Secondly, the RHA also states “any person who… fails to comply with sections 4 or 5(2) or (9); will be guilty of an offence and liable on conviction to a fine or imprisonment not exceeding two years or to both such fine and such imprisonment.” Luckily, the deposit information is in section 5(3) so phew! No fine or imprisonment anyway if this route is taken, the only legislative consequence being that a complaint may be lodged with the Rental Housing Tribunal. But why would they (or any third party for that matter), do so ?

Pros and Cons

Let’s be honest; the idea of using the deposit for rent is absolutely not ideal. The best scenario here would be number two above. Maybe both parties sit down (via video call!) and find a reasonable amount the tenant can pay each month for now and the landlord can accept. This amount is then mitigated until later in the year, and the deposit is held intact.

Unfortunately life isn’t always ideal (as we’re all learning at the moment). So if you have to go the route of scenario three, then maybe ask your tenant to do a video call of the house to check it’s in good condition. Think about whether he’s historically comported himself as a good tenant and you can trust him to pay the deposit back and not destroy the property in the meantime.

In all three scenarios above – what am I going to say? WRITE IT DOWN. Make a contract, which you both sign and date. Make sure every clause is explicit and everything is mutually agreed. Confirm every single piece of information, including repayments and deadlines. Yes, this may have to change if lockdown continues but then a second addendum can be written up. Seek legal advice if you’re not sure, or you need help with the contract – this is not a time to second guess things.

Finally, have some empathy and TALK – “communication is key” (my favourite phrase) in these times. Rather than not paying your rent or getting angry with a tenant, each will get more out of this situation by talking and finding a solution. Far more than having a non-paying tenant, which is evicted as soon as this is all over, and sit with an empty property for six months as no one can afford to move this year.

Good tenants are hard to find, and there are millions of people around the world right now wondering how they’re going to pay to stay where they live.

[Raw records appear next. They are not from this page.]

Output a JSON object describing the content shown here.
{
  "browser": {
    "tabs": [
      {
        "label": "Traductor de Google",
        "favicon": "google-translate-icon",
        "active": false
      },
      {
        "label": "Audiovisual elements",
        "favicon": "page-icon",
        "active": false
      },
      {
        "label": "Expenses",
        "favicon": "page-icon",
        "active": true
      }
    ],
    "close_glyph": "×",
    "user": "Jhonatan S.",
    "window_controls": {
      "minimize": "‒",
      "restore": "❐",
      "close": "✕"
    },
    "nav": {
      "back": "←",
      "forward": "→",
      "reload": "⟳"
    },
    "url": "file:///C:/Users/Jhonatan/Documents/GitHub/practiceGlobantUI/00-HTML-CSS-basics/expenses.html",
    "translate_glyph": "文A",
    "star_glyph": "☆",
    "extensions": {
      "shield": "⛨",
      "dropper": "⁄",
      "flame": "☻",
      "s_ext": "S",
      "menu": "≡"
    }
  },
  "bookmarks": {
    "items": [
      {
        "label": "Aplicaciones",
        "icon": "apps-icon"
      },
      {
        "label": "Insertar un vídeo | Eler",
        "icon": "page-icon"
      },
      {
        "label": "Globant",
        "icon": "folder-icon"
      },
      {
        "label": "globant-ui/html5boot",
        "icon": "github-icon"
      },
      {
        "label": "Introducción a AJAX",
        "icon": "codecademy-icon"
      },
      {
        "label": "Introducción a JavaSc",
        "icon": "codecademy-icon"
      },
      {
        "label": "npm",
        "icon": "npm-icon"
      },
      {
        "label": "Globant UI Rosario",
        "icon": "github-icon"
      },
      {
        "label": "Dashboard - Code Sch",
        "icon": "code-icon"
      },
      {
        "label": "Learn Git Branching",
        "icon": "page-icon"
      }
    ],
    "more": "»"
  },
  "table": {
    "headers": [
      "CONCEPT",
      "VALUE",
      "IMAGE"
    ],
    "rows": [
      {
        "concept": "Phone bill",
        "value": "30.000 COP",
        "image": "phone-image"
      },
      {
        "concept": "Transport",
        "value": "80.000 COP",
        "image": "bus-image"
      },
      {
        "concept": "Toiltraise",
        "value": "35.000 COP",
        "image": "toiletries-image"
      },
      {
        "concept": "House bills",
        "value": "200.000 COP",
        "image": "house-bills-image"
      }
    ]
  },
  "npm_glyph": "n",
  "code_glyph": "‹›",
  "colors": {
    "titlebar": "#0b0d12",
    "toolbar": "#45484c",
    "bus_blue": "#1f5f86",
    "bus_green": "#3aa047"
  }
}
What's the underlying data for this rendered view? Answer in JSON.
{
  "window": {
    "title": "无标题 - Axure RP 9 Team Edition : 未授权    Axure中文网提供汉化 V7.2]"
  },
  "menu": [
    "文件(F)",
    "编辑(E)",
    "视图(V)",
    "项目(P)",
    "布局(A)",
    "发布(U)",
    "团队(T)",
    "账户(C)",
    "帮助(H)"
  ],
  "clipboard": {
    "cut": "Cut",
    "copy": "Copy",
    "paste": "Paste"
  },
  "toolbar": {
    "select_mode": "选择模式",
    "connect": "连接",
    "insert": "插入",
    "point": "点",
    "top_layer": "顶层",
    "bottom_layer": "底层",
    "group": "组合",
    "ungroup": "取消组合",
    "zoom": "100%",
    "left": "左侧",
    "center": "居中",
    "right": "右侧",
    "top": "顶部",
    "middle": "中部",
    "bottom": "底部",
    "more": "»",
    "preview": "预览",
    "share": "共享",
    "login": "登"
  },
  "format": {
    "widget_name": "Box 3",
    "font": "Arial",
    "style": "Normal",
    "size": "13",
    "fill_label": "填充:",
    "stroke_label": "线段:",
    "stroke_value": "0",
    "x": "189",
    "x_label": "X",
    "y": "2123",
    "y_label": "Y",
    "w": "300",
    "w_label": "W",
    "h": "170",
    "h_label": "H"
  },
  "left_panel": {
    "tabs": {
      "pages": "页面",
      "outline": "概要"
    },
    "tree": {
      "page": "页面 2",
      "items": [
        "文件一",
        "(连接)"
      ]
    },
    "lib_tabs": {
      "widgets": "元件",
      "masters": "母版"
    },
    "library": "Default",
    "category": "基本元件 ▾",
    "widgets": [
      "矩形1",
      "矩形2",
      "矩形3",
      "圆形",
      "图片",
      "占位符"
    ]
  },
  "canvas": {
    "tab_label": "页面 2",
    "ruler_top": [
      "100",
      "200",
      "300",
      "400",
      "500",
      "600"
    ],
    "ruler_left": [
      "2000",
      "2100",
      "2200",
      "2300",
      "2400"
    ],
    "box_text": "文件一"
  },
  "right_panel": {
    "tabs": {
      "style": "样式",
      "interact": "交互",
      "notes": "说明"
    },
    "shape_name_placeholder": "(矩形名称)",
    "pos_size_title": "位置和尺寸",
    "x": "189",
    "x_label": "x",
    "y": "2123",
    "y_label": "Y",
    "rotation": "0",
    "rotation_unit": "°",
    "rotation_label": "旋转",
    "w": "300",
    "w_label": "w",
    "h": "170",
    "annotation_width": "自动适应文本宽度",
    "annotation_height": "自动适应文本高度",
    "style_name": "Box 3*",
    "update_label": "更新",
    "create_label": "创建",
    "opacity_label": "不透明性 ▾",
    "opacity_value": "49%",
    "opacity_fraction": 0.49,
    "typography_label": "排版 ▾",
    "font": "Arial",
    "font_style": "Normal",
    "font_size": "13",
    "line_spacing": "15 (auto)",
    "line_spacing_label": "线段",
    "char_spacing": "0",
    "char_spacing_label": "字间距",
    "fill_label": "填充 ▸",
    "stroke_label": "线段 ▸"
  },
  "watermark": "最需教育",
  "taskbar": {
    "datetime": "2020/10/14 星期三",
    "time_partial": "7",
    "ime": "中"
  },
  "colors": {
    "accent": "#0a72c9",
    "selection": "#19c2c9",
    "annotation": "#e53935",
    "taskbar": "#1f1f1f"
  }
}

Don’t take it personally – this isn’t about you – this is about all of us so maybe find a solution and be rewarded with a great tenant or understanding landlord in the long-term.